Your results also include a “nutrition” section categorized by “superfoods” you should prioritize, along with foods to enjoy, minimize, and avoid. What I like about this section is that you can click on each food for more information about why it might be good or bad for you personally. For example, Viome deems barley a superfood for me because it contains beta-glucan, which may help bring my LDL cholesterol to a normal range.
Alternatively, it recommended I avoid tomatoes (which sucks, because I eat them often) — and why I should skip them shocked me. Per Viome, my microbiome contains tomato brown rugose fruit virus (!), which is known to infect tomatoes and peppers. The company notes that plant viruses in the microbiome are associated with immune stimulation, so it recommends I avoid them entirely for 30 days before reintroducing them into my diet.
Here’s a peek into what my results looked like:
What’s Worth Noting About This Test
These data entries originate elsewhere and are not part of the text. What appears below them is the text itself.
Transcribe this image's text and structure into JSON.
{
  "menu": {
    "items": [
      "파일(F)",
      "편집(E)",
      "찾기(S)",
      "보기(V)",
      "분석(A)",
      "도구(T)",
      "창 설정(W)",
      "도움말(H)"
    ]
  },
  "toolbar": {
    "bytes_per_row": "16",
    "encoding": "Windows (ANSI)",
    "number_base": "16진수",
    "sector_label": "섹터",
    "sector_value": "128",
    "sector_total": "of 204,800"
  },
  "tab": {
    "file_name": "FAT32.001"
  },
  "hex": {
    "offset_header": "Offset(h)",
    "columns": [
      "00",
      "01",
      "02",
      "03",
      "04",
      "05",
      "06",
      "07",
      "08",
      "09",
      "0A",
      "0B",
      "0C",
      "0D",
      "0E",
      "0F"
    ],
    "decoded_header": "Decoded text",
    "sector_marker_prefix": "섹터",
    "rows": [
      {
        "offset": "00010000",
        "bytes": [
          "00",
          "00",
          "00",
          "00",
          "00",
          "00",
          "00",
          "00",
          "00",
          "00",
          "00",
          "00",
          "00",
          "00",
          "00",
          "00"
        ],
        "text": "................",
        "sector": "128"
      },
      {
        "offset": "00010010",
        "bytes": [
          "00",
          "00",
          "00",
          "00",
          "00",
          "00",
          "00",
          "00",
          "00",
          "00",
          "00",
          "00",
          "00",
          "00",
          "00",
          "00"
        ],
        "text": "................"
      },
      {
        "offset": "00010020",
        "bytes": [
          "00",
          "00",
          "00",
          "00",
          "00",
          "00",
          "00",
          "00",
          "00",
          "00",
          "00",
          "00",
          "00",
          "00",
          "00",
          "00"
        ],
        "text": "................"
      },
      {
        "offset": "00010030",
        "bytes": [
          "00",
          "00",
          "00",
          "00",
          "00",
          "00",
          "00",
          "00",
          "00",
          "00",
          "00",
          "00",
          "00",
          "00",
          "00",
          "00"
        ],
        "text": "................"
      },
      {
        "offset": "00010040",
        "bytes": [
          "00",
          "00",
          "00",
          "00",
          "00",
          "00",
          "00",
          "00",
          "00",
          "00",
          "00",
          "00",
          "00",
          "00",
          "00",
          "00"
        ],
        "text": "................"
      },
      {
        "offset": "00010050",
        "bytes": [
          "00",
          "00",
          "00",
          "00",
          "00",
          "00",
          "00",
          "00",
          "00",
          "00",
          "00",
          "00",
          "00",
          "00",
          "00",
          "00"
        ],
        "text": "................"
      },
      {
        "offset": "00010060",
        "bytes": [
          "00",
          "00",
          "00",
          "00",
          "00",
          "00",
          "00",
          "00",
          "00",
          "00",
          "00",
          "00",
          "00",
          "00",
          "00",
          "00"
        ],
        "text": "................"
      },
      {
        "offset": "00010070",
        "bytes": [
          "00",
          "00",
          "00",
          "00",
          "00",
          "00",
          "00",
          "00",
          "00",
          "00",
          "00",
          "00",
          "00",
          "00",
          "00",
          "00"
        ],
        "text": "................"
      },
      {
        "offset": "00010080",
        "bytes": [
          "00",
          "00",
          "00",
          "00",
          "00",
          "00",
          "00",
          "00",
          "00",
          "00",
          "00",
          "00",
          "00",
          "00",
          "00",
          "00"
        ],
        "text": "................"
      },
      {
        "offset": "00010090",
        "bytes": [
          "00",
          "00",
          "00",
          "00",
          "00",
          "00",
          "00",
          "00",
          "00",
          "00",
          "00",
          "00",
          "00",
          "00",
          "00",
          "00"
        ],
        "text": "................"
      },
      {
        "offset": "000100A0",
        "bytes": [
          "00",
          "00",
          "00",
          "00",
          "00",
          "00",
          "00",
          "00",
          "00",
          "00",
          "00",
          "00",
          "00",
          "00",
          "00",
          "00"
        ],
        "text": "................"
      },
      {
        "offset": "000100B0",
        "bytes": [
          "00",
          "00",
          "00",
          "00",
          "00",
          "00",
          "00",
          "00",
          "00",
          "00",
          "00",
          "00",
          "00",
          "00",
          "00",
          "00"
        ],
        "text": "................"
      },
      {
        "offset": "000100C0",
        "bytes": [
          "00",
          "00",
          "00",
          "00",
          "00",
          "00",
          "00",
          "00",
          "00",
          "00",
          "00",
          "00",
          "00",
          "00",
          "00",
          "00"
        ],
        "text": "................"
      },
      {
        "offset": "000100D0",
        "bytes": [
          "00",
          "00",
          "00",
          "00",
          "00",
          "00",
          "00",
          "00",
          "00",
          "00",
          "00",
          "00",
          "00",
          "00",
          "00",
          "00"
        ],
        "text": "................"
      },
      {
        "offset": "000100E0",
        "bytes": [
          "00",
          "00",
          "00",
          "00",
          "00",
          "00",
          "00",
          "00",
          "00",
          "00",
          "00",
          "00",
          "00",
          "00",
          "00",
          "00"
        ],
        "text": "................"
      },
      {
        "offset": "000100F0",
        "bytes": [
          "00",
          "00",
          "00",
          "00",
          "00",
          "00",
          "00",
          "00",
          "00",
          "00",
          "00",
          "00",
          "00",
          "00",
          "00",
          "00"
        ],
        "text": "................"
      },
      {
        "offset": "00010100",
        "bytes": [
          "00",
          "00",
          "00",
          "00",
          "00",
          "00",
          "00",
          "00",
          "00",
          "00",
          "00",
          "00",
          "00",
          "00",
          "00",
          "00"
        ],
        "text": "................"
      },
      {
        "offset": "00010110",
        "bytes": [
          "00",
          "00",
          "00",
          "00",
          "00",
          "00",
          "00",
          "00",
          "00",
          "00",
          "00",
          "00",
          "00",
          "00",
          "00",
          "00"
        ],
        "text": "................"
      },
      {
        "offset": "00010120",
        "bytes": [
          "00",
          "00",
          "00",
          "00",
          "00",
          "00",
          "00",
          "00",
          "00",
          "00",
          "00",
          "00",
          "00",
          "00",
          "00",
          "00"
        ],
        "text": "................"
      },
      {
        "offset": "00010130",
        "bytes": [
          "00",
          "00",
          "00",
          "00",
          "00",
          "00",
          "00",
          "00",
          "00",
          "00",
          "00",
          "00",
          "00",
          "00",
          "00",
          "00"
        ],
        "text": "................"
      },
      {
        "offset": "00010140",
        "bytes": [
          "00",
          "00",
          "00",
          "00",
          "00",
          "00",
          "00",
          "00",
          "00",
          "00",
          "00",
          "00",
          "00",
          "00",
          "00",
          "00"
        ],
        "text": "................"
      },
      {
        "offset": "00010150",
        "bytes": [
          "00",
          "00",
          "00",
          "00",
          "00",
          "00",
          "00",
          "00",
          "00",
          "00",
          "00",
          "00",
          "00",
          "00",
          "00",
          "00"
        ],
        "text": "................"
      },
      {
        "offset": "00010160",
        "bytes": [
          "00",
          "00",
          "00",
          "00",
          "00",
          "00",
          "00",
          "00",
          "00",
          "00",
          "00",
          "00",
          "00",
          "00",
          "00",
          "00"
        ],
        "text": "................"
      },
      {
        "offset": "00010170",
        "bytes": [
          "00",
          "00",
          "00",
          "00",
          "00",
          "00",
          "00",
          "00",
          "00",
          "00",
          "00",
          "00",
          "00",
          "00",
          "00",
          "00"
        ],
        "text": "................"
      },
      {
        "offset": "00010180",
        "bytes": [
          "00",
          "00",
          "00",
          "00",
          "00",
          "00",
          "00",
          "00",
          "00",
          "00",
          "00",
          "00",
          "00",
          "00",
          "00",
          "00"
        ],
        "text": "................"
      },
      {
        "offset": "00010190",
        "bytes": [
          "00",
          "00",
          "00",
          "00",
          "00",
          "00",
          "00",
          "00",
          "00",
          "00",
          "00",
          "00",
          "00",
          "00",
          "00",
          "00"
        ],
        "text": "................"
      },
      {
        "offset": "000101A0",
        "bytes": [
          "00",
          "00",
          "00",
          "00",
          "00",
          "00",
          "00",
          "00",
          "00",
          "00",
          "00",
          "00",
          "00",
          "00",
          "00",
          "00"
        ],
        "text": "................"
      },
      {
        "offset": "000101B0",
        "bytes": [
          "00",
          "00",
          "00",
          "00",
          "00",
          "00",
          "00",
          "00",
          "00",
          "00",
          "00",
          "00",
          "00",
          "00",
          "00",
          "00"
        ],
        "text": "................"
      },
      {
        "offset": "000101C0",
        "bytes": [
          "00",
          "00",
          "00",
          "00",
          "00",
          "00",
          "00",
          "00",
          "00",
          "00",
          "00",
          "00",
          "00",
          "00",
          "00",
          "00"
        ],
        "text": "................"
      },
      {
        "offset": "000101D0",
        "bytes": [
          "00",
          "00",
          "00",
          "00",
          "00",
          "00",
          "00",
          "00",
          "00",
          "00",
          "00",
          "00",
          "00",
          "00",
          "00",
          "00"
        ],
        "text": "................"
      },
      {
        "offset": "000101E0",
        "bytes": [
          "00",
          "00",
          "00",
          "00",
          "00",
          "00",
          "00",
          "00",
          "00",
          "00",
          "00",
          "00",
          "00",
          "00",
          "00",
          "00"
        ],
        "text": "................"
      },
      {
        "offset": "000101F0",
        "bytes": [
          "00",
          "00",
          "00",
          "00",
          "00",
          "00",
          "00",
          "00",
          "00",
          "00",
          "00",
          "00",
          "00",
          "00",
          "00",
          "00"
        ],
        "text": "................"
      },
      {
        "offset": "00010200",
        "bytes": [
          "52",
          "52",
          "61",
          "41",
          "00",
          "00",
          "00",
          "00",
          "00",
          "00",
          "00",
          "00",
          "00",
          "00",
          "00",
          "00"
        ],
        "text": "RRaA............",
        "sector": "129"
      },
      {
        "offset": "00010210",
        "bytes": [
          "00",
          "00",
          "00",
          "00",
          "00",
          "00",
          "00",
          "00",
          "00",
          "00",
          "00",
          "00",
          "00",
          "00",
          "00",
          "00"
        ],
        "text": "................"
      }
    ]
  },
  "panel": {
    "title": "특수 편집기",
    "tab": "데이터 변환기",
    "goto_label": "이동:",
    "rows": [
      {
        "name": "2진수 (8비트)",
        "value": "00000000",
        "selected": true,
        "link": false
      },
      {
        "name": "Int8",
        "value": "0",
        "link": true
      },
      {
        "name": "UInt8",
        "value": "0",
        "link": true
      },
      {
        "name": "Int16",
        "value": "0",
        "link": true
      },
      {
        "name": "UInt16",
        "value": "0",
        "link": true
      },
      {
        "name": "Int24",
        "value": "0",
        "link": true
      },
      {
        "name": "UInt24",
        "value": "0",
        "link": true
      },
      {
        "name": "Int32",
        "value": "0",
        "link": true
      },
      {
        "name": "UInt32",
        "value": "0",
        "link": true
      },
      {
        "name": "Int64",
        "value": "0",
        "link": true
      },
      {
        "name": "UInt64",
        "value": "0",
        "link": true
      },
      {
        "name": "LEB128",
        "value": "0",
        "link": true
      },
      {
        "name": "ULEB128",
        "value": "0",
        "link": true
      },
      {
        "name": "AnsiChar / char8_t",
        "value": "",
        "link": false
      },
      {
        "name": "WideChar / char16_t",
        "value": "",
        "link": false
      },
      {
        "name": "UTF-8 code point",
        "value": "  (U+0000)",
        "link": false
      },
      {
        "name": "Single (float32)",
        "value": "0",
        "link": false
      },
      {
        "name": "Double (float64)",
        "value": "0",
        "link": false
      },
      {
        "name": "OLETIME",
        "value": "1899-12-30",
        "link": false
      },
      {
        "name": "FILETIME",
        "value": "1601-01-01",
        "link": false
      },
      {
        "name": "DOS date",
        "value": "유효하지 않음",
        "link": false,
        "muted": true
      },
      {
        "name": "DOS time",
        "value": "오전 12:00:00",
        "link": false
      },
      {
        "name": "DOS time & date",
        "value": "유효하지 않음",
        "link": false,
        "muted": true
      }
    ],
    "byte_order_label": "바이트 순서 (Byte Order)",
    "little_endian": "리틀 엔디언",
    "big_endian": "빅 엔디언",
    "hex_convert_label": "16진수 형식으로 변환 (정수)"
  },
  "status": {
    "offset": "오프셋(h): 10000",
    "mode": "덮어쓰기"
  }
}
One major thing worth noting about the Viome test is that the process requires patience and some legwork. The first order of business is registering your test via Viome’s free app. (This will ensure your results sync to your account.) Then comes the sample-gathering process, which is no joke, people. You have to gather saliva, blood (via a finger prick), and stool (yup). Your box will come with three kits containing all of the necessary materials, as well as instructions outlining the steps of the sample retrieval process. As you might guess, this process isn’t glamorous, nor for the faint of heart.
Something I didn’t anticipate was a lengthy 11-part questionnaire about my medical history, oral hygiene, skin health, digestive health, sleep habits, and a lot more. According to Viome, the purpose of it is to help its AI engine “determine overall patterns that help to further personalize your results and recommendations.” This was the most annoying part of the process, in my opinion. It took me around 30 minutes to get through all of the questions, which was a few too many for my impatient self, but it’s seemingly necessary for the team to provide recommendations.
My final note: Viome will try to sell you its supplements. This isn’t necessarily a bad thing (though you should definitely consult your doctor before taking them). For context, Viome recommended 51 supplements total: 37 nutrients and 14 probiotics and prebiotics. The sheer amount of recs was a bit overwhelming, but I really appreciated being able to tap on each nutrient, probiotic, or prebiotic to learn why it was recommending it and what it may do to improve my health.
The benefit of purchasing your nutrient recommendations through the brand is that they create custom daily supplement packs (comprising eight capsules each) and prebiotic and probiotic sticks that take the hassle out of ordering each supplement separately. Personally, my strategy has been to implement its food recommendations first to see whether or not I feel a difference overall. (Plus, I know it’s highly unlikely I’ll commit to taking eight capsules per day.)
Here’s a look at my supplement recommendations, plus what the nutrient descriptions look like.
Who Is This Test Best For?
This Viome Full Body Intelligence Test is best for those seeking actionable insight about improving their health by reconsidering their food choices. It’s also great for getting supplement recommendations that are unique to you — and, most importantly, why they may help. I’ve found the results helpful in guiding the next steps of my wellness journey to hopefully control my bloating and allergies by making more informed choices with food and supplements.
- After mailing in your test samples, you’ll receive results within two to three weeks.
- Fasting is required before collecting your blood and saliva samples.
- The brand recommends retesting after four to six months of implementing its recommendations.
Where Is This Health Test Available?
The Viome Full Body Intelligence Test is available to purchase on the brand’s website at viome.com.
Image Source: Viome